=== Begin Enclosure ===
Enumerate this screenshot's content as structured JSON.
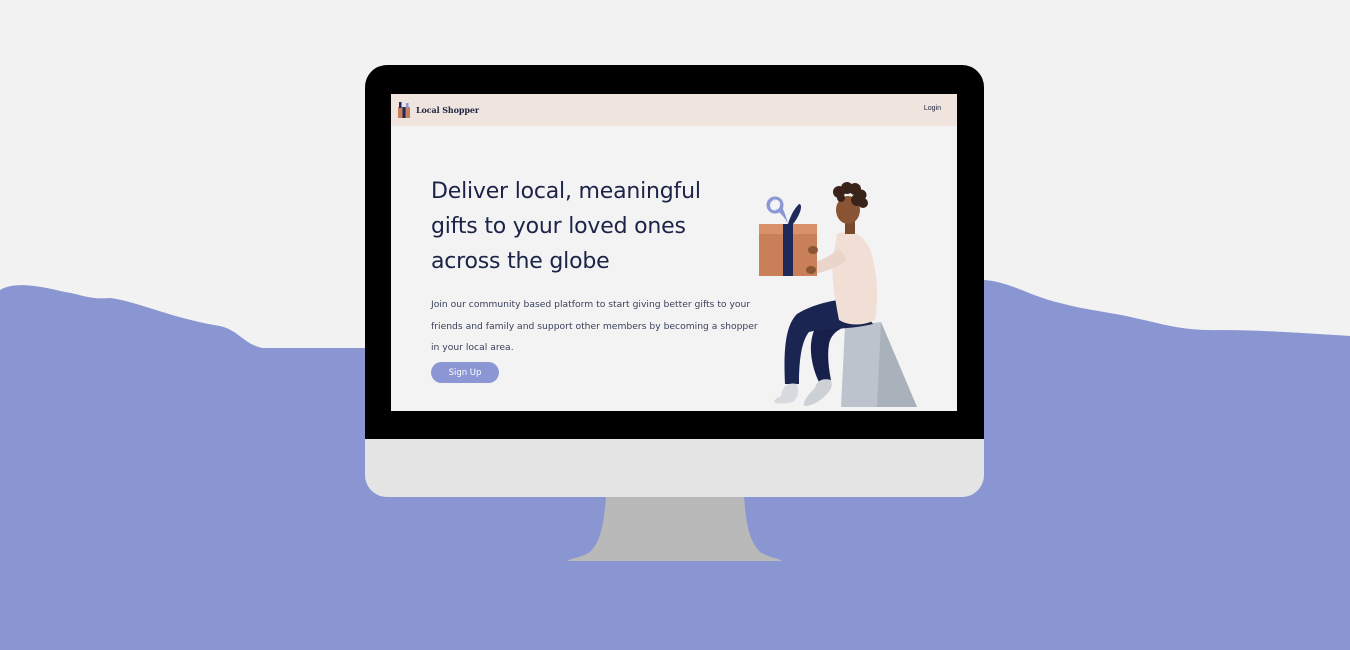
{
  "colors": {
    "page_background": "#f2f2f2",
    "wave": "#8a96d2",
    "bezel": "#000000",
    "chin": "#e4e4e4",
    "stand": "#b9b9b9",
    "site_nav_bg": "#f0e4df",
    "site_body_bg": "#f3f3f3",
    "headline_text": "#1b2447",
    "button_bg": "#8b97d4",
    "gift_box": "#c97f57",
    "ribbon": "#1d2a5a",
    "bow": "#8b97d4"
  },
  "site": {
    "brand": {
      "name": "Local Shopper",
      "icon": "gift-logo-icon"
    },
    "nav": {
      "login_label": "Login"
    },
    "hero": {
      "headline": "Deliver local, meaningful gifts to your loved ones across the globe",
      "description": "Join our community based platform to start giving better gifts to your friends and family and support other members by becoming a shopper in your local area.",
      "signup_label": "Sign Up"
    },
    "illustration": {
      "subject": "person-holding-gift-illustration"
    }
  }
}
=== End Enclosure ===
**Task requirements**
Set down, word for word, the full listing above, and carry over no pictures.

**Task result**
Enumerate this screenshot's content as structured JSON.
{
  "colors": {
    "page_background": "#f2f2f2",
    "wave": "#8a96d2",
    "bezel": "#000000",
    "chin": "#e4e4e4",
    "stand": "#b9b9b9",
    "site_nav_bg": "#f0e4df",
    "site_body_bg": "#f3f3f3",
    "headline_text": "#1b2447",
    "button_bg": "#8b97d4",
    "gift_box": "#c97f57",
    "ribbon": "#1d2a5a",
    "bow": "#8b97d4"
  },
  "site": {
    "brand": {
      "name": "Local Shopper",
      "icon": "gift-logo-icon"
    },
    "nav": {
      "login_label": "Login"
    },
    "hero": {
      "headline": "Deliver local, meaningful gifts to your loved ones across the globe",
      "description": "Join our community based platform to start giving better gifts to your friends and family and support other members by becoming a shopper in your local area.",
      "signup_label": "Sign Up"
    },
    "illustration": {
      "subject": "person-holding-gift-illustration"
    }
  }
}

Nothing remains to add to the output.